Expanding the Pool of Teachers Policy
The state should provide an alternate route that is free from regulatory obstacles that limit its usage and providers.
Although Wisconsin does not place restrictions on providers, the state does limit the usage of its alternate routes.
Candidates may only apply to critical shortage content fields and difficult-to-staff geographic locations.
State regulations authorize colleges or universities, schools, school districts, Cooperative Education Service Agencies, consortia, technical colleges and/or private enterprises or agencies to provide alternate route programs.
PI 34.08 Experimental and innovative programs http://dpi.wi.gov/tepdl/doc/altprogindex.doc
Broaden alternate route usage.

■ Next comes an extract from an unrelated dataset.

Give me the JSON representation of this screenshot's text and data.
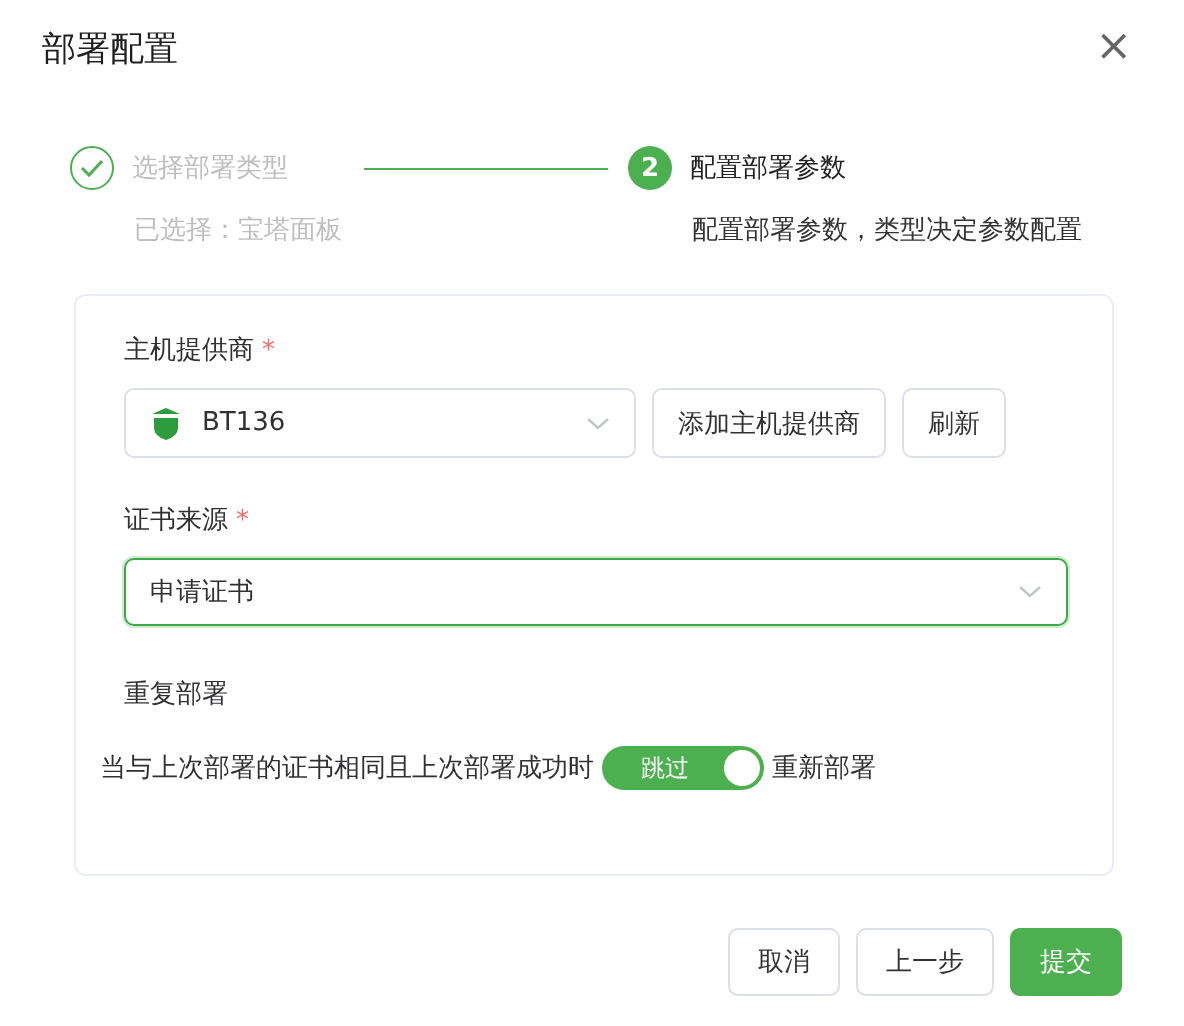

Wisconsin should reconsider subject-area and geographic restrictions on its alternate routes. The state should provide a true alternative path to certification and eliminate requirements that alternate route teachers can only be hired if traditionally certified teachers cannot be found. Alternate routes should not be programs of last resort for hard-to-staff subjects, grade levels or geographic areas but rather a way to expand the teacher pipeline throughout the state.
Wisconsin asserted that the Alternative Route to Licensure program approval handbook provides further details on the state's alternate route programs. The state also contended that alternate route programs prepare applicants for full licensure in an accelerated format. "Candidates are employed in the same way as any candidate being prepared at a traditional program." Wisconsin added that alternate route program providers fill a needed pipeline niche in the state, preparing candidates in an accelerated format for shortage areas.
NCTQ was unable to locate the documents referenced in Wisconsin's response, and the state did not respond to requests for further clarification.